At the June 17 meeting of the KPB Assembly it was decided to have two public hearing opportunities on the issue of a KPB Bed Tax. It was also decided at that time to put on the October General Borough ballot the issue of instituting this bed tax. I am somewhat confused the purpose of creating this bed tax; but may have come to the conclusion this was done, or expected to be done, by the Assembly because – THEY CAN.
On the 17th of June there were several members of the public who came forth to offer testimony on this issue. There have been several opportunities for me to be part of a discussion among local taxpayers on the need and wisdom of this tax increase effort.
There are several point of interest that may make discussion easier, or may make easier the formulation of words for someone to relate to the Assembly in public hearing on either the 1st of July or the 15th of July.
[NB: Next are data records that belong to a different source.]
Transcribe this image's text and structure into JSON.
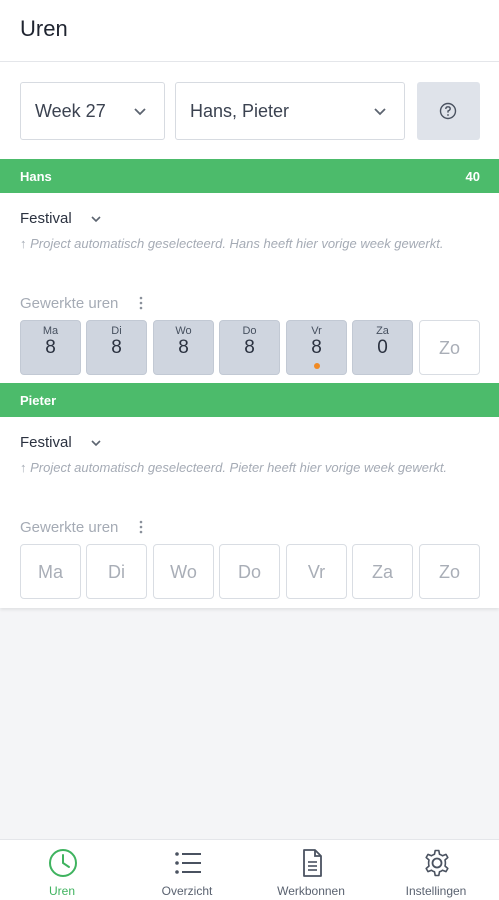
{
  "header": {
    "title": "Uren"
  },
  "filters": {
    "week": "Week 27",
    "persons": "Hans, Pieter"
  },
  "colors": {
    "accent": "#4cbb6b",
    "dot": "#f08a24"
  },
  "persons": [
    {
      "name": "Hans",
      "total": "40",
      "project": "Festival",
      "hint": "↑ Project automatisch geselecteerd. Hans heeft hier vorige week gewerkt.",
      "hours_label": "Gewerkte uren",
      "days": [
        {
          "abbr": "Ma",
          "value": "8"
        },
        {
          "abbr": "Di",
          "value": "8"
        },
        {
          "abbr": "Wo",
          "value": "8"
        },
        {
          "abbr": "Do",
          "value": "8"
        },
        {
          "abbr": "Vr",
          "value": "8"
        },
        {
          "abbr": "Za",
          "value": "0"
        },
        {
          "abbr": "Zo",
          "value": ""
        }
      ]
    },
    {
      "name": "Pieter",
      "total": "",
      "project": "Festival",
      "hint": "↑ Project automatisch geselecteerd. Pieter heeft hier vorige week gewerkt.",
      "hours_label": "Gewerkte uren",
      "days": [
        {
          "abbr": "Ma",
          "value": ""
        },
        {
          "abbr": "Di",
          "value": ""
        },
        {
          "abbr": "Wo",
          "value": ""
        },
        {
          "abbr": "Do",
          "value": ""
        },
        {
          "abbr": "Vr",
          "value": ""
        },
        {
          "abbr": "Za",
          "value": ""
        },
        {
          "abbr": "Zo",
          "value": ""
        }
      ]
    }
  ],
  "nav": [
    {
      "label": "Uren",
      "icon": "clock-icon",
      "active": true
    },
    {
      "label": "Overzicht",
      "icon": "list-icon",
      "active": false
    },
    {
      "label": "Werkbonnen",
      "icon": "document-icon",
      "active": false
    },
    {
      "label": "Instellingen",
      "icon": "gear-icon",
      "active": false
    }
  ]
}
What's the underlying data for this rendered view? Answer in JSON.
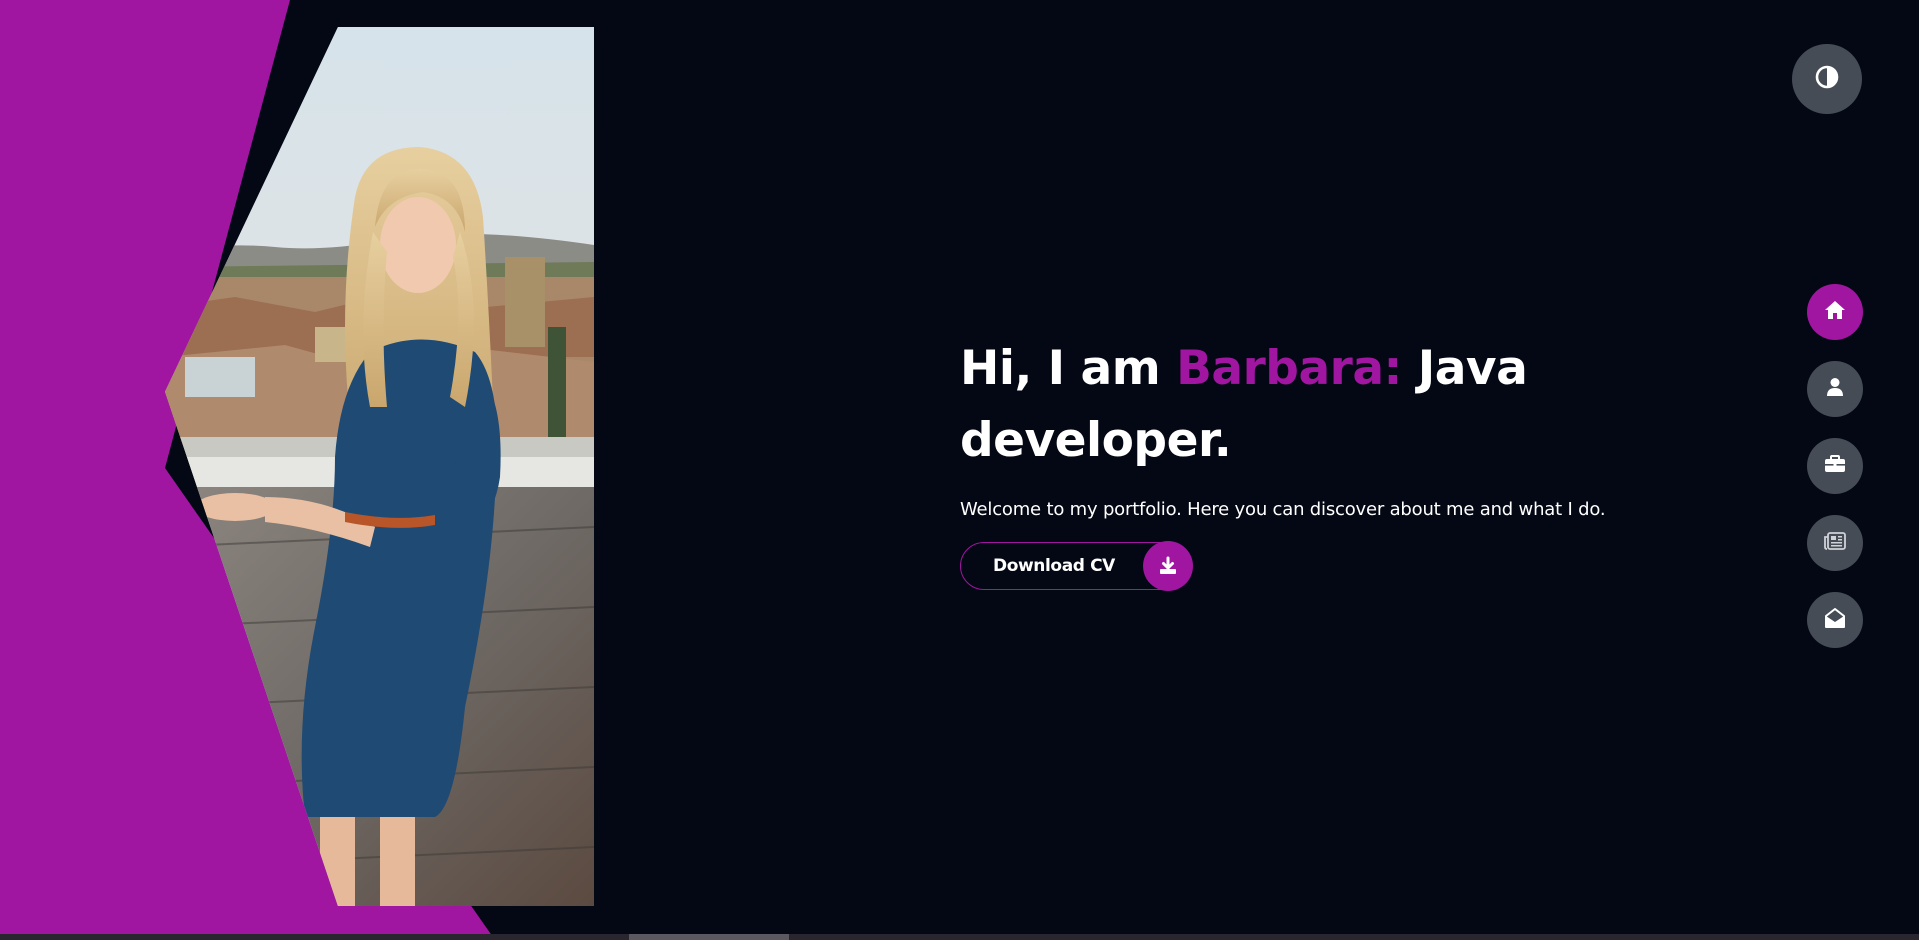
{
  "hero": {
    "title_prefix": "Hi, I am ",
    "title_name": "Barbara:",
    "title_suffix": " Java developer.",
    "subtitle": "Welcome to my portfolio. Here you can discover about me and what I do.",
    "download_label": "Download CV"
  },
  "icons": {
    "theme": "contrast-icon",
    "download": "download-icon",
    "nav": [
      "home-icon",
      "user-icon",
      "briefcase-icon",
      "newspaper-icon",
      "envelope-open-icon"
    ]
  },
  "colors": {
    "background": "#040714",
    "accent": "#a016a0",
    "nav_button": "#454c56",
    "text": "#ffffff"
  },
  "nav": {
    "active_index": 0
  }
}
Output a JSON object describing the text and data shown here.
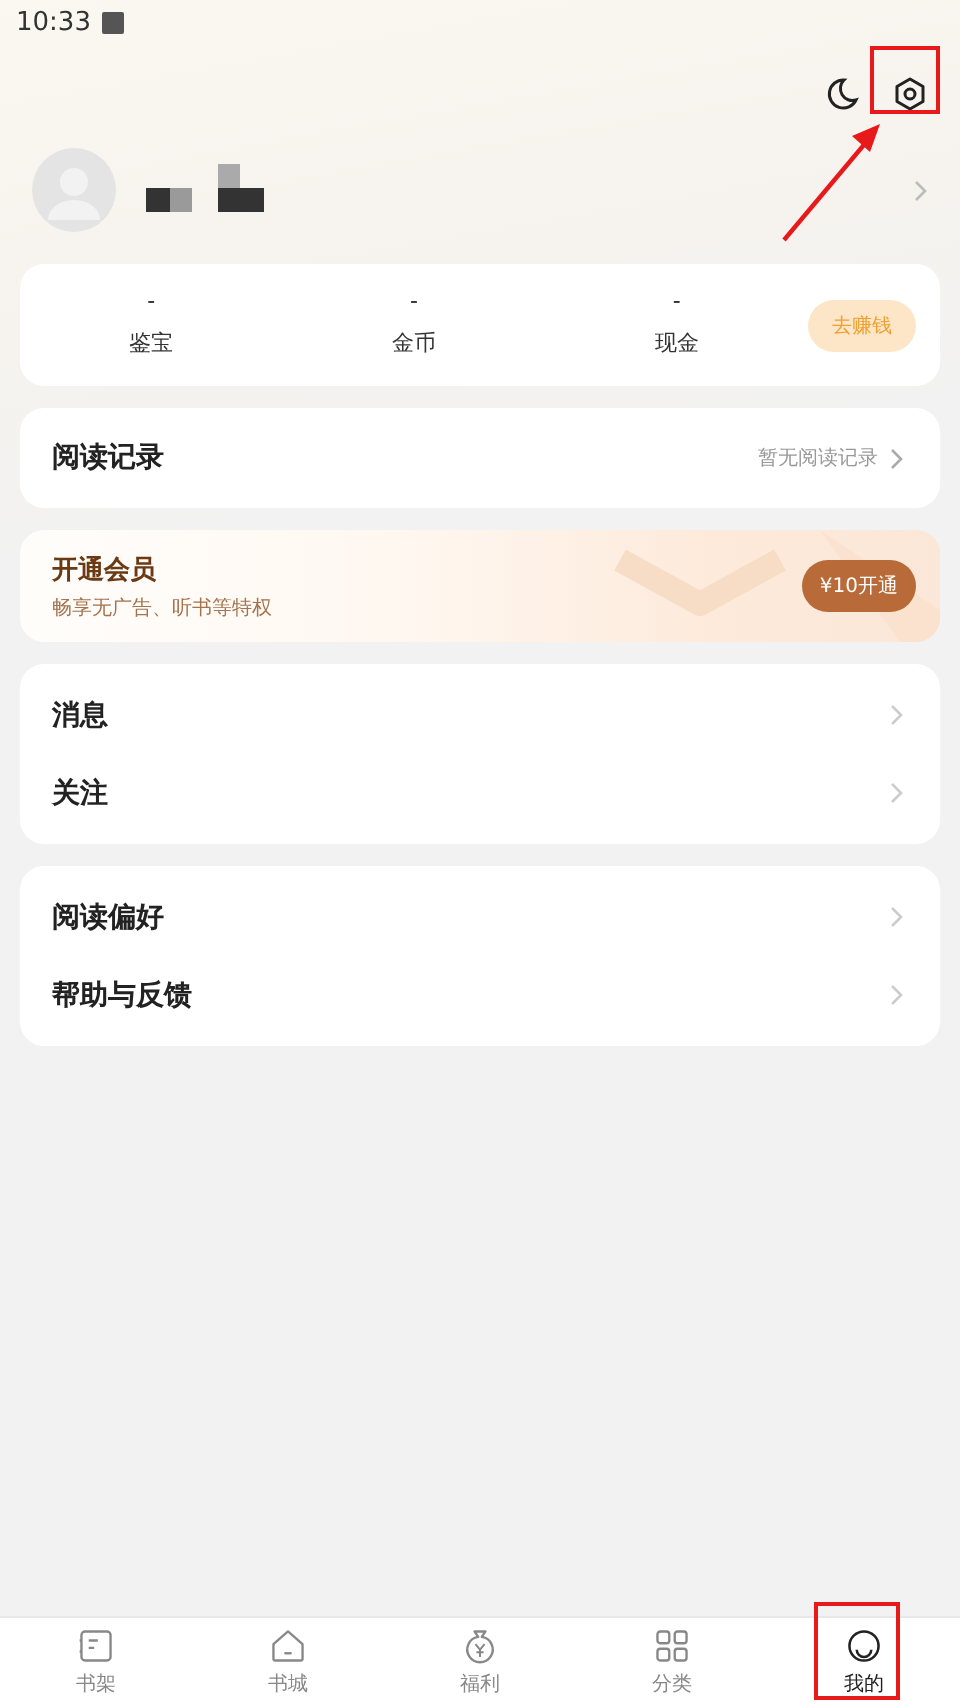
{
  "status_bar": {
    "time": "10:33"
  },
  "stats": [
    {
      "value": "-",
      "label": "鉴宝"
    },
    {
      "value": "-",
      "label": "金币"
    },
    {
      "value": "-",
      "label": "现金"
    }
  ],
  "earn_button": "去赚钱",
  "reading_history": {
    "title": "阅读记录",
    "status": "暂无阅读记录"
  },
  "vip": {
    "title": "开通会员",
    "subtitle": "畅享无广告、听书等特权",
    "button": "¥10开通"
  },
  "menu_groups": [
    {
      "items": [
        {
          "label": "消息"
        },
        {
          "label": "关注"
        }
      ]
    },
    {
      "items": [
        {
          "label": "阅读偏好"
        },
        {
          "label": "帮助与反馈"
        }
      ]
    }
  ],
  "tabs": [
    {
      "label": "书架",
      "selected": false
    },
    {
      "label": "书城",
      "selected": false
    },
    {
      "label": "福利",
      "selected": false
    },
    {
      "label": "分类",
      "selected": false
    },
    {
      "label": "我的",
      "selected": true
    }
  ]
}
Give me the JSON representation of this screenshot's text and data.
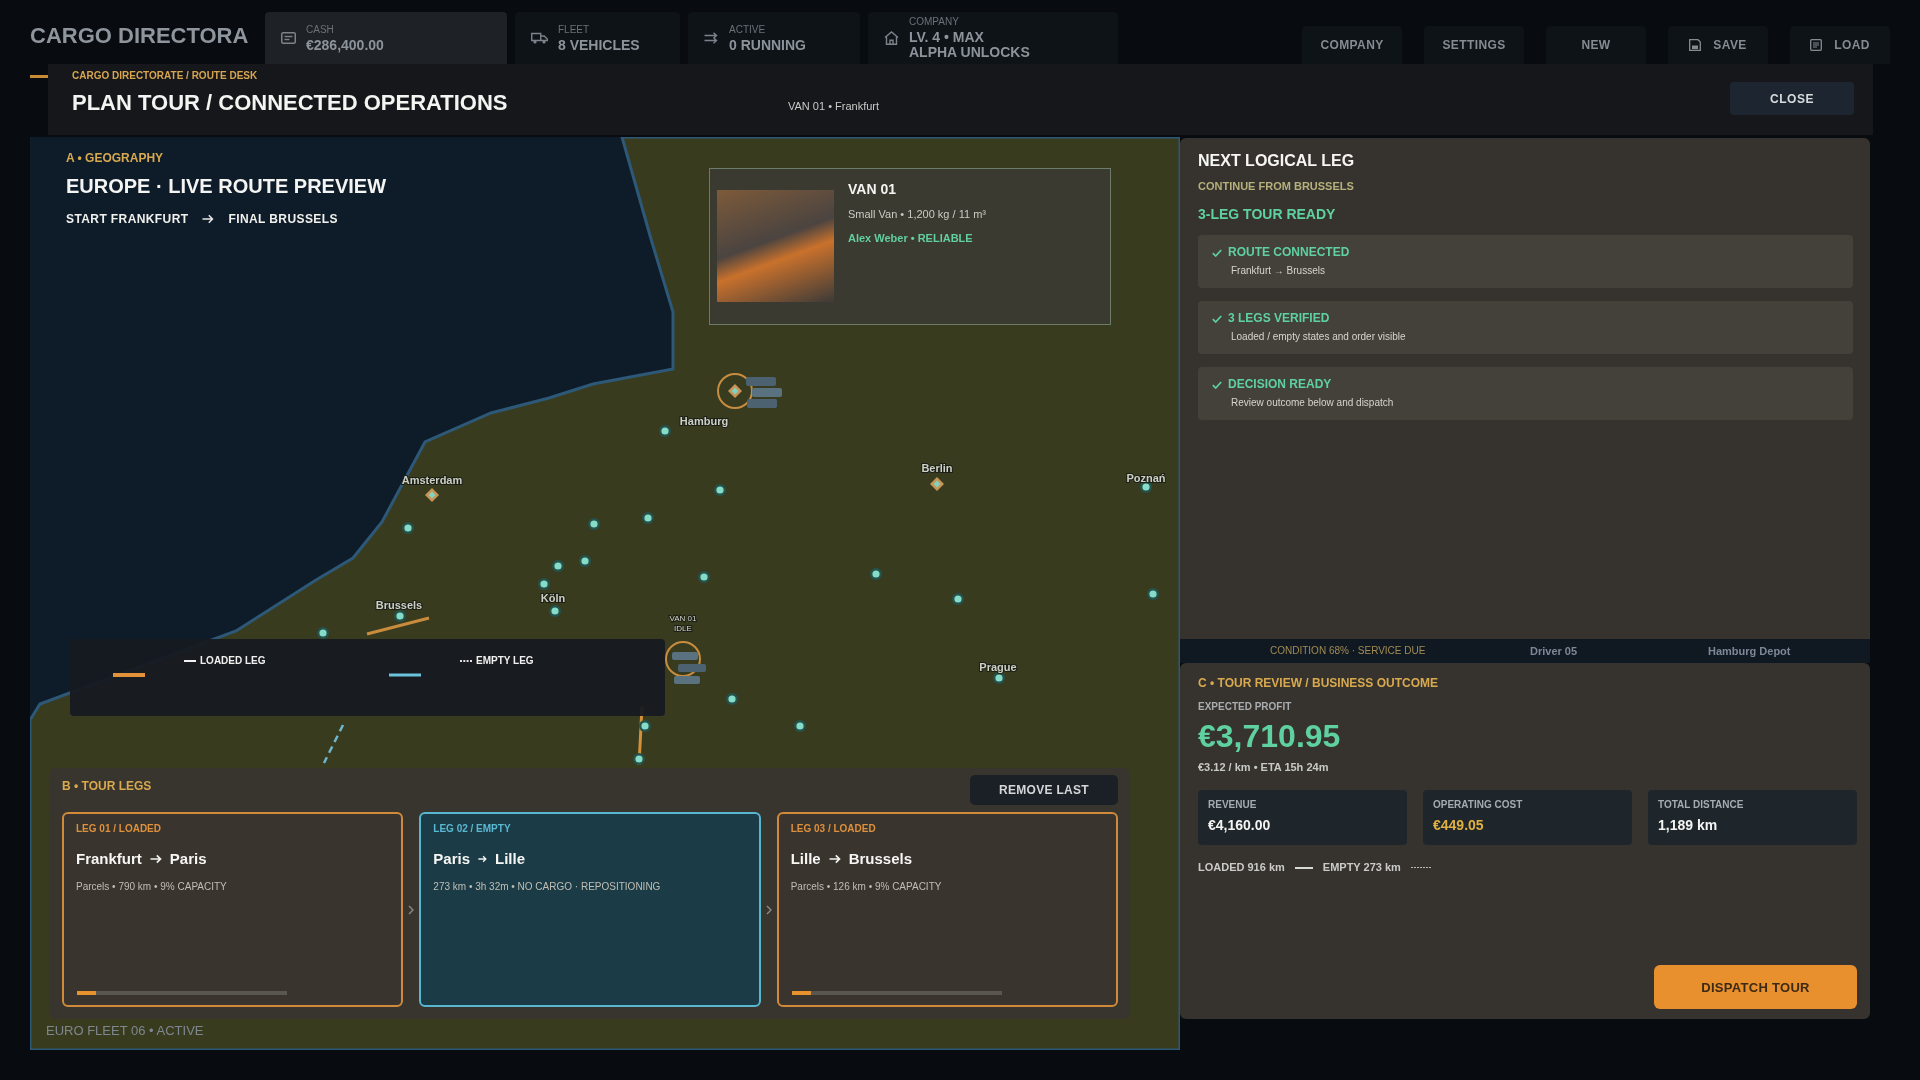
{
  "background_app": {
    "title": "CARGO DIRECTORA",
    "stats": [
      {
        "kind": "cash",
        "label": "CASH",
        "value": "€286,400.00",
        "selected": true
      },
      {
        "kind": "fleet",
        "label": "FLEET",
        "value": "8 VEHICLES",
        "selected": false
      },
      {
        "kind": "active",
        "label": "ACTIVE",
        "value": "0 RUNNING",
        "selected": false
      },
      {
        "kind": "company",
        "label": "COMPANY",
        "value": "LV. 4 • MAX ALPHA UNLOCKS",
        "selected": false
      }
    ],
    "nav": [
      {
        "kind": "plain",
        "label": "COMPANY"
      },
      {
        "kind": "plain",
        "label": "SETTINGS"
      },
      {
        "kind": "plain",
        "label": "NEW"
      },
      {
        "kind": "save",
        "label": "SAVE"
      },
      {
        "kind": "load",
        "label": "LOAD"
      }
    ]
  },
  "modal": {
    "breadcrumb": "CARGO DIRECTORATE / ROUTE DESK",
    "title": "PLAN TOUR / CONNECTED OPERATIONS",
    "context": "VAN 01 • Frankfurt",
    "close_button": "CLOSE"
  },
  "map": {
    "section": "A • GEOGRAPHY",
    "title": "EUROPE · LIVE ROUTE PREVIEW",
    "route_start": "START FRANKFURT",
    "route_end": "FINAL BRUSSELS",
    "city_labels": [
      "Hamburg",
      "Amsterdam",
      "Berlin",
      "Poznań",
      "Brussels",
      "Köln",
      "Prague"
    ],
    "vehicle_label": "VAN 01",
    "vehicle_status": "IDLE",
    "legend": [
      {
        "kind": "loaded",
        "label": "LOADED LEG"
      },
      {
        "kind": "empty",
        "label": "EMPTY LEG"
      }
    ],
    "status": "EURO FLEET 06 • ACTIVE"
  },
  "vehicle_card": {
    "name": "VAN 01",
    "specs": "Small Van • 1,200 kg / 11 m³",
    "driver": "Alex Weber • RELIABLE"
  },
  "tour_legs": {
    "section": "B • TOUR LEGS",
    "remove_button": "REMOVE LAST",
    "legs": [
      {
        "kind": "loaded",
        "tag": "LEG 01 / LOADED",
        "from": "Frankfurt",
        "to": "Paris",
        "details": "Parcels • 790 km • 9% CAPACITY",
        "level": 0.09
      },
      {
        "kind": "empty",
        "tag": "LEG 02 / EMPTY",
        "from": "Paris",
        "to": "Lille",
        "details": "273 km • 3h 32m • NO CARGO · REPOSITIONING"
      },
      {
        "kind": "loaded",
        "tag": "LEG 03 / LOADED",
        "from": "Lille",
        "to": "Brussels",
        "details": "Parcels • 126 km • 9% CAPACITY",
        "level": 0.09
      }
    ]
  },
  "next_leg": {
    "title": "NEXT LOGICAL LEG",
    "continue_from": "CONTINUE FROM BRUSSELS",
    "status": "3-LEG TOUR READY",
    "checks": [
      {
        "title": "ROUTE CONNECTED",
        "detail": "Frankfurt → Brussels",
        "checked": true
      },
      {
        "title": "3 LEGS VERIFIED",
        "detail": "Loaded / empty states and order visible",
        "checked": true
      },
      {
        "title": "DECISION READY",
        "detail": "Review outcome below and dispatch",
        "checked": true
      }
    ]
  },
  "vehicle_strip": {
    "condition": "CONDITION 68% · SERVICE DUE",
    "driver": "Driver 05",
    "depot": "Hamburg Depot"
  },
  "review": {
    "section": "C • TOUR REVIEW / BUSINESS OUTCOME",
    "profit_label": "EXPECTED PROFIT",
    "profit": "€3,710.95",
    "summary": "€3.12 / km • ETA 15h 24m",
    "metrics": [
      {
        "kind": "income",
        "label": "REVENUE",
        "value": "€4,160.00"
      },
      {
        "kind": "cost",
        "label": "OPERATING COST",
        "value": "€449.05"
      },
      {
        "kind": "distance",
        "label": "TOTAL DISTANCE",
        "value": "1,189 km"
      }
    ],
    "distance_split": [
      {
        "kind": "loaded",
        "label": "LOADED 916 km"
      },
      {
        "kind": "empty",
        "label": "EMPTY 273 km"
      }
    ],
    "dispatch_button": "DISPATCH TOUR"
  }
}
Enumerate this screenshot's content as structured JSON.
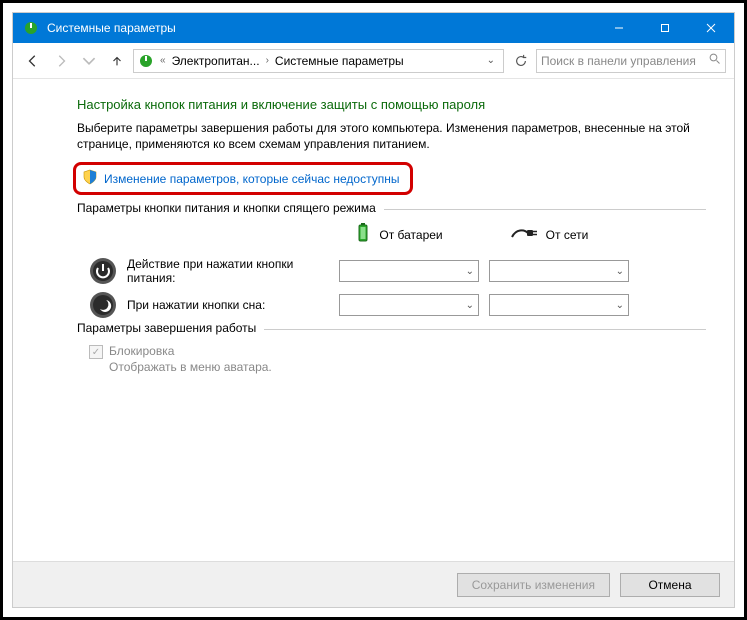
{
  "window": {
    "title": "Системные параметры"
  },
  "breadcrumb": {
    "prefix": "«",
    "items": [
      "Электропитан...",
      "Системные параметры"
    ]
  },
  "search": {
    "placeholder": "Поиск в панели управления"
  },
  "main": {
    "heading": "Настройка кнопок питания и включение защиты с помощью пароля",
    "description": "Выберите параметры завершения работы для этого компьютера. Изменения параметров, внесенные на этой странице, применяются ко всем схемам управления питанием.",
    "change_link": "Изменение параметров, которые сейчас недоступны"
  },
  "group1": {
    "legend": "Параметры кнопки питания и кнопки спящего режима",
    "col_battery": "От батареи",
    "col_ac": "От сети",
    "rows": [
      {
        "label": "Действие при нажатии кнопки питания:"
      },
      {
        "label": "При нажатии кнопки сна:"
      }
    ]
  },
  "group2": {
    "legend": "Параметры завершения работы",
    "lock_label": "Блокировка",
    "lock_sub": "Отображать в меню аватара."
  },
  "footer": {
    "save": "Сохранить изменения",
    "cancel": "Отмена"
  }
}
The following are several point for discussion or questions which I struggle to answer:
– the need at this time to create additional tax in the Kenai Peninsula Borough. The clearly most obvious reason for this unnecessarily effort is the quickly dwindling number of meetings at which it will be possible for Bill Smith to further the left leanings of the assembly;
– the next most obvious reason for creating this tax is – because they can;
But I digress, let me supply some more factual information for discussion:
– the Kenai Peninsula Tourism and Marketing Council (KPTMC) operates on a budget of just slightly less that $1M. Making up this part of the $1M is an almost routine amount of $300k. Somewhere in the inter workings of the KPB Assembly it was determined the periodic struggle on whether to fund non governement agencies (NGO) was so great; and the need on the operating budget for the marketing of the Kenai Peninsula was so huge, particularly to reach international travelers that the idea of the Bed Tax raised its head again.
– it was decided at the July 17 KPB Assembly meeting that the amount of the bed tax would be 4%. One factor in the determination of this amount was Seward’s tax of 4%, so that must be a reasonable amount of tax to charge. A bed tax of 4% would generate funds in an amount in excess of $2.2M (that is million). Since the taxpayers of the KPB have been supplying $300K to the KPMTC and the tax rate of 4% seemed fair; it was quickly determined that the Bed Tax at the rate equal to Seward would provide funds well in excess of the current needs of KPTMC.
– so the equitable thing to do would be to provide a proportionate kickback to the cities since if they chose to participate they would be benefiting and could at the same time help the tax promotion;